Stateline, Nevada – The Tahoe Regional Planning Agency (TRPA) today released a series of updated permit applications for shorezone projects and activities under the recently-adopted Shoreline Plan that is taking effect this year. Shorezone applications now available online at include:

  • Express Check applications for expedited TRPA review of in-kind shorezone structure reconstructions
  • Declarations for exempt and qualified exempt activities that do not require a TRPA permit but must be declared, including repair and maintenance of existing shorezone structures
  • A general shorezone application for concessions, pier expansions and modifications, boat ramps, shoreline protective structures, floating platforms, beach raking, and lakebed dredging and filling activities
  • An information packet on the application process for new piers

Adopted by TRPA’s Governing Board in October 2018, the Shoreline Plan lifts a longstanding moratorium on new shorezone structures including private piers and buoys at Lake Tahoe. The plan authorizes up to 12 private piers permitted every two years with a cap at 128 new private piers.

The new pier information packet provides more details about applying for a new pier. TRPA will accept applications for new piers between June 1 and June 30, 2019 and will select up to 12 new pier applications by July 17, 2019 to move forward through the permitting process. Private piers serving multiple parcels will be scored for consideration based on criteria in the TRPA Code of Ordinances, while private piers serving only one parcel will be selected for consideration through a new lottery system.

The Shoreline Plan also requires existing buoys to be registered with TRPA starting March 1, 2019. TRPA is creating a portal on the website where people will be able to register buoys online and pay annual buoy registration fees and scenic impact fees.

Property owners will be able to register existing buoys starting this March if they have a buoy permit from Nevada Division of State Lands, California State Lands Commission, or the U.S. Army Corps of Engineers; if they applied for a buoy permit from TRPA between 2008 and 2010; or if they can provide proof that a buoy was in place prior to 1972.

More information on registering existing buoys will be released in coming weeks as the new registration system is put in place. Applications for new buoys at Tahoe will not be accepted by TRPA until March 1, 2020.

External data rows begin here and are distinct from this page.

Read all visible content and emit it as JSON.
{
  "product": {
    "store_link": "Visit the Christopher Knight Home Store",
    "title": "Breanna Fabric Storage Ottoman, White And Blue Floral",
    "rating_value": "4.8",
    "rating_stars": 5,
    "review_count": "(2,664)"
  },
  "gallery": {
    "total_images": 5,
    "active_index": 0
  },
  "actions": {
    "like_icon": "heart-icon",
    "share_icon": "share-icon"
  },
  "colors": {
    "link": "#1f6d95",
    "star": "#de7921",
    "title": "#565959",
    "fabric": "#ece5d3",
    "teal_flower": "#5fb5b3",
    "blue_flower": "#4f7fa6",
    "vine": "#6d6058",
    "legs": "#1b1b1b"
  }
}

The Tahoe Regional Planning Agency leads the cooperative effort to preserve, restore, and enhance the unique natural and human environment of the Lake Tahoe Region, while improving local communities, and people’s interactions with our irreplaceable environment. For additional information, contact Tom Lotshaw, Public Information Officer, at (775) 589-5278.